-------- Exercise inputs --------

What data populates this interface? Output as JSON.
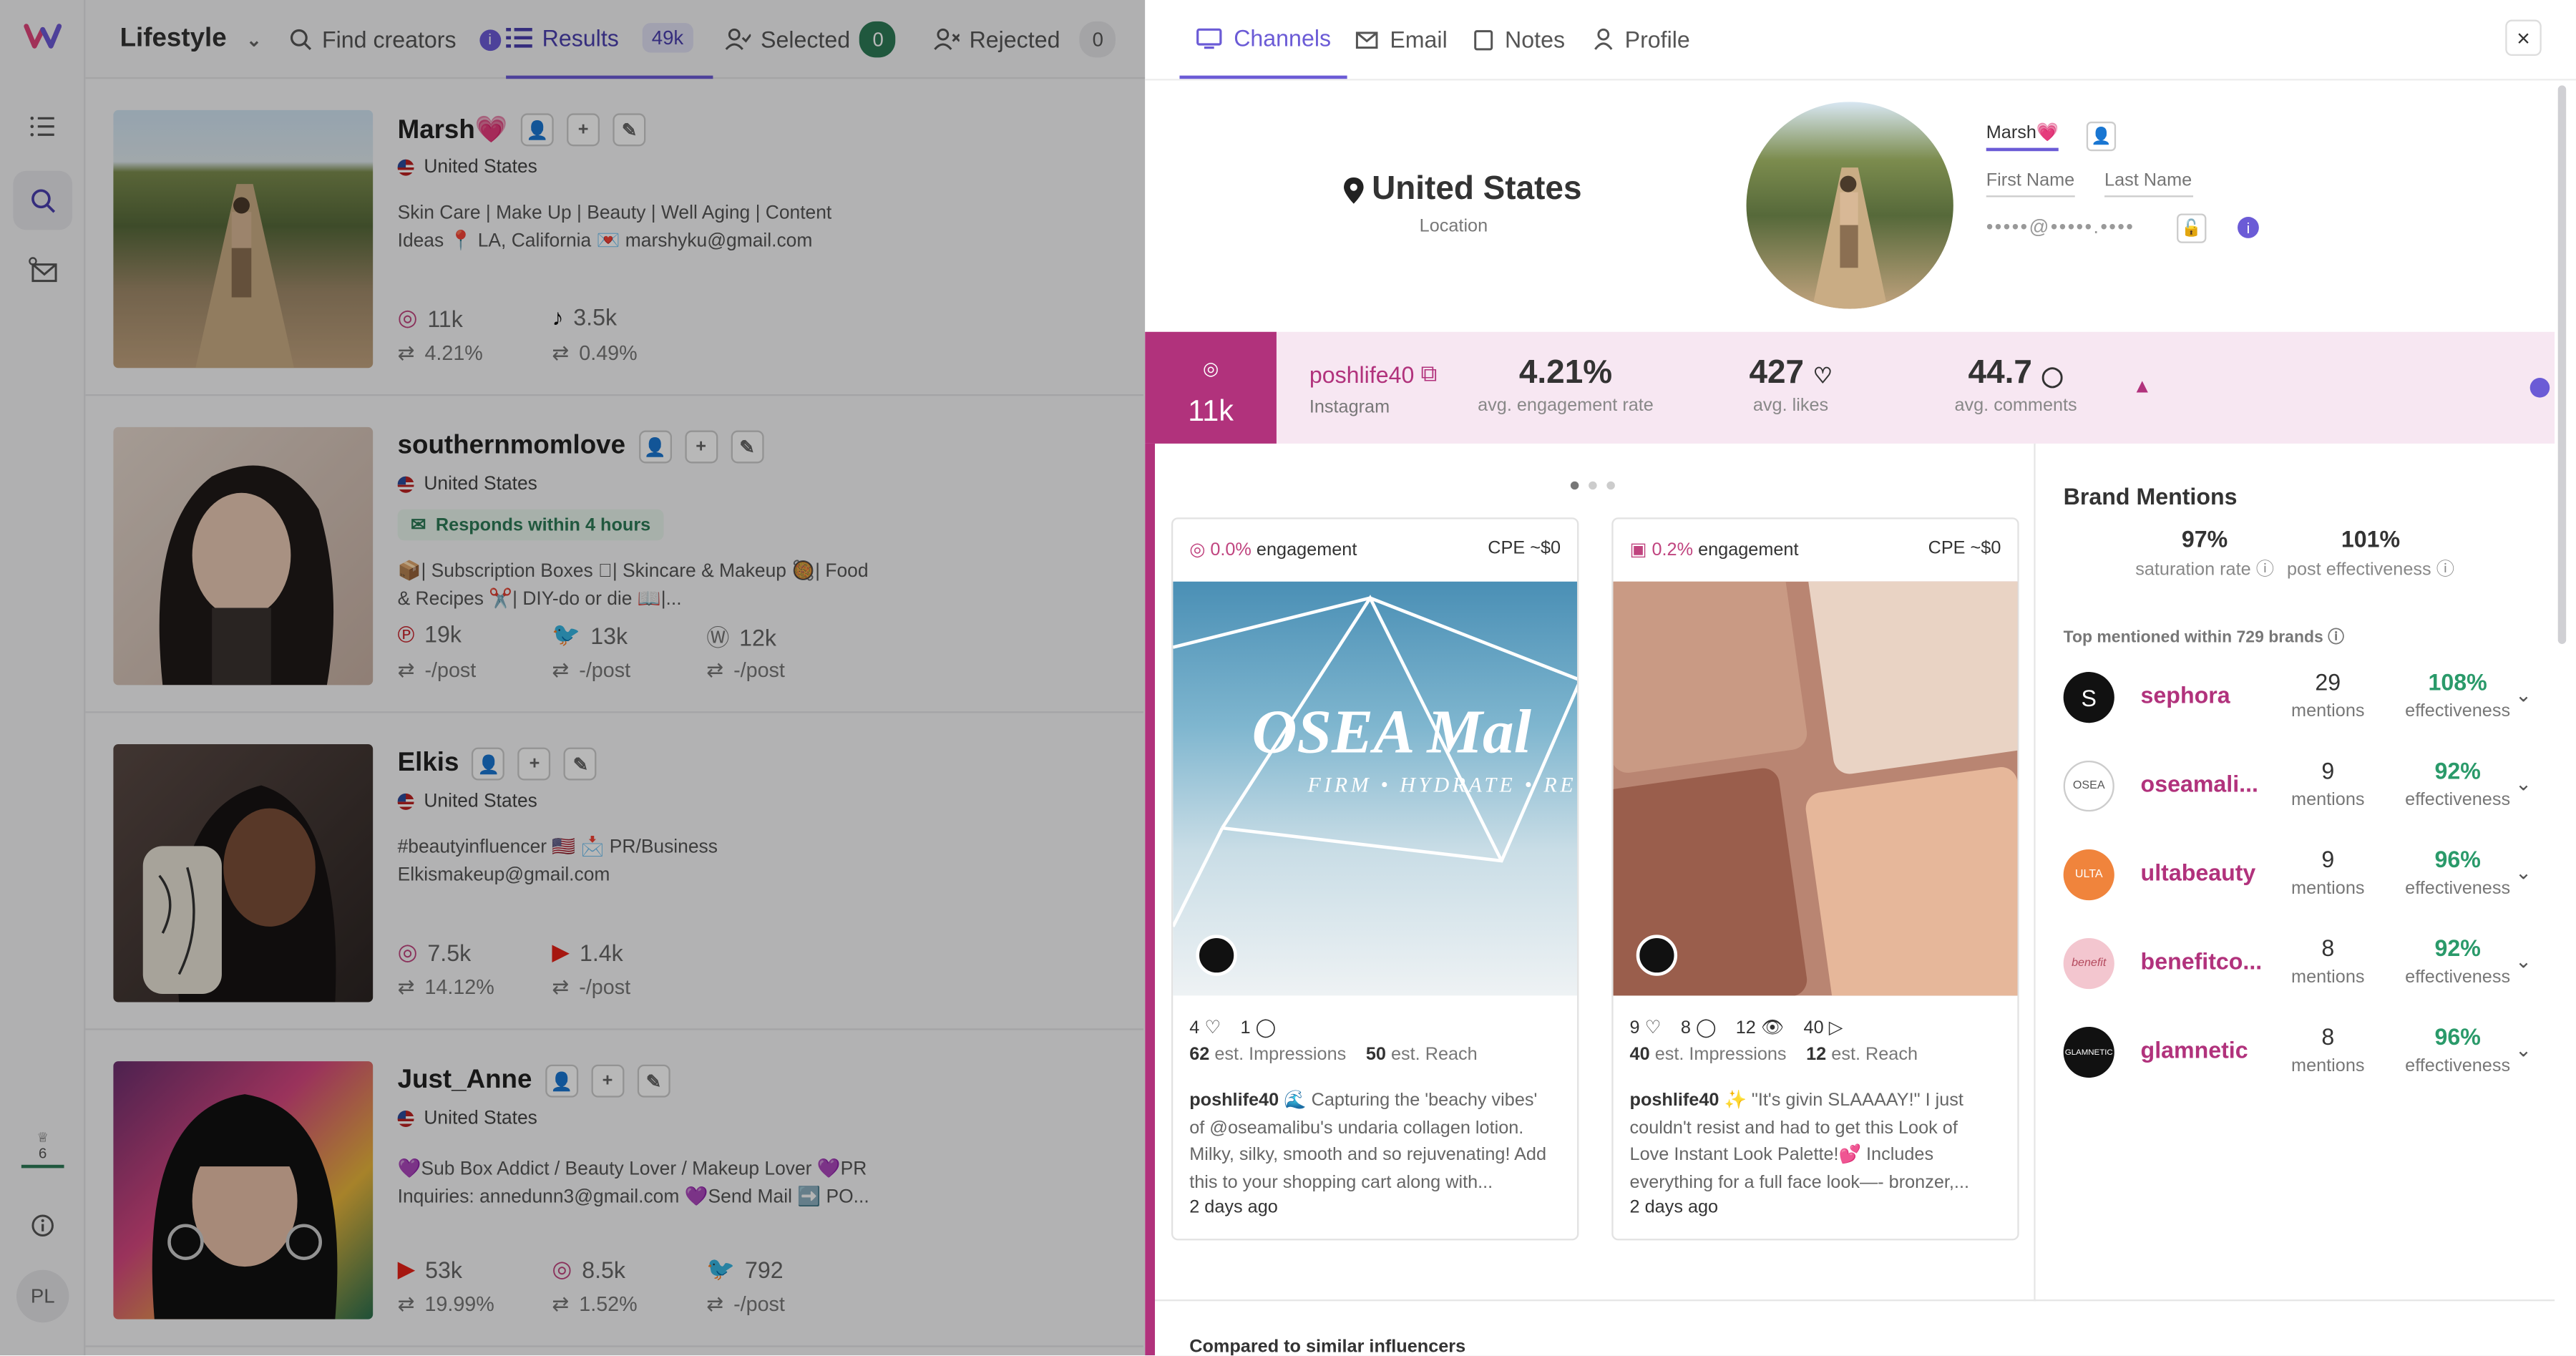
{
  "app": {
    "workspace": "Lifestyle",
    "user_initials": "PL",
    "rail_badge": "6"
  },
  "topbar": {
    "find": "Find creators",
    "results": "Results",
    "results_count": "49k",
    "selected": "Selected",
    "selected_count": "0",
    "rejected": "Rejected",
    "rejected_count": "0"
  },
  "creators": [
    {
      "name": "Marsh💗",
      "country": "United States",
      "bio": "Skin Care | Make Up | Beauty | Well Aging | Content Ideas 📍 LA, California 💌 marshyku@gmail.com",
      "s1": "11k",
      "s1b": "4.21%",
      "s2": "3.5k",
      "s2b": "0.49%"
    },
    {
      "name": "southernmomlove",
      "country": "United States",
      "response": "Responds within 4 hours",
      "bio": "📦| Subscription Boxes 🏻| Skincare & Makeup 🥘| Food & Recipes ✂️| DIY-do or die 📖|...",
      "s1": "19k",
      "s1b": "-/post",
      "s2": "13k",
      "s2b": "-/post",
      "s3": "12k",
      "s3b": "-/post"
    },
    {
      "name": "Elkis",
      "country": "United States",
      "bio": "#beautyinfluencer 🇺🇸 📩 PR/Business Elkismakeup@gmail.com",
      "s1": "7.5k",
      "s1b": "14.12%",
      "s2": "1.4k",
      "s2b": "-/post"
    },
    {
      "name": "Just_Anne",
      "country": "United States",
      "bio": "💜Sub Box Addict / Beauty Lover / Makeup Lover 💜PR Inquiries: annedunn3@gmail.com 💜Send Mail ➡️ PO...",
      "s1": "53k",
      "s1b": "19.99%",
      "s2": "8.5k",
      "s2b": "1.52%",
      "s3": "792",
      "s3b": "-/post"
    }
  ],
  "panel": {
    "tabs": [
      "Channels",
      "Email",
      "Notes",
      "Profile"
    ],
    "close": "×",
    "location": "United States",
    "location_label": "Location",
    "profile_name": "Marsh💗",
    "first_name_placeholder": "First Name",
    "last_name_placeholder": "Last Name",
    "email_masked": "•••••@•••••.••••",
    "channel": {
      "followers": "11k",
      "handle": "poshlife40",
      "platform": "Instagram",
      "eng_rate": "4.21%",
      "eng_label": "avg. engagement rate",
      "likes": "427",
      "likes_label": "avg. likes",
      "comments": "44.7",
      "comments_label": "avg. comments"
    },
    "posts": [
      {
        "eng": "0.0%",
        "eng_label": "engagement",
        "cpe": "CPE ~$0",
        "likes": "4",
        "comments": "1",
        "impressions": "62",
        "imp_label": "est. Impressions",
        "reach": "50",
        "reach_label": "est. Reach",
        "author": "poshlife40",
        "caption": "🌊 Capturing the 'beachy vibes' of @oseamalibu's undaria collagen lotion. Milky, silky, smooth and so rejuvenating! Add this to your shopping cart along with...",
        "ago": "2 days ago",
        "img_text": "OSEA Mal",
        "img_sub": "FIRM • HYDRATE • REV"
      },
      {
        "eng": "0.2%",
        "eng_label": "engagement",
        "cpe": "CPE ~$0",
        "likes": "9",
        "comments": "8",
        "views": "12",
        "plays": "40",
        "impressions": "40",
        "imp_label": "est. Impressions",
        "reach": "12",
        "reach_label": "est. Reach",
        "author": "poshlife40",
        "caption": "✨ \"It's givin SLAAAAY!\" I just couldn't resist and had to get this Look of Love Instant Look Palette!💕 Includes everything for a full face look—- bronzer,...",
        "ago": "2 days ago"
      }
    ],
    "mentions": {
      "title": "Brand Mentions",
      "saturation": "97%",
      "saturation_label": "saturation rate",
      "effectiveness": "101%",
      "effectiveness_label": "post effectiveness",
      "top_label": "Top mentioned within 729 brands",
      "brands": [
        {
          "name": "sephora",
          "count": "29",
          "eff": "108%",
          "logo": "S"
        },
        {
          "name": "oseamali...",
          "count": "9",
          "eff": "92%",
          "logo": "OSEA"
        },
        {
          "name": "ultabeauty",
          "count": "9",
          "eff": "96%",
          "logo": "ULTA"
        },
        {
          "name": "benefitco...",
          "count": "8",
          "eff": "92%",
          "logo": "benefit"
        },
        {
          "name": "glamnetic",
          "count": "8",
          "eff": "96%",
          "logo": "GLAMNETIC"
        }
      ],
      "mentions_label": "mentions",
      "eff_label": "effectiveness"
    },
    "compared": "Compared to similar influencers"
  }
}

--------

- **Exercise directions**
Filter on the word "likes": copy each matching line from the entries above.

- **Solved problem**
      "likes": "427",
      "likes_label": "avg. likes",
        "likes": "4",
        "likes": "9",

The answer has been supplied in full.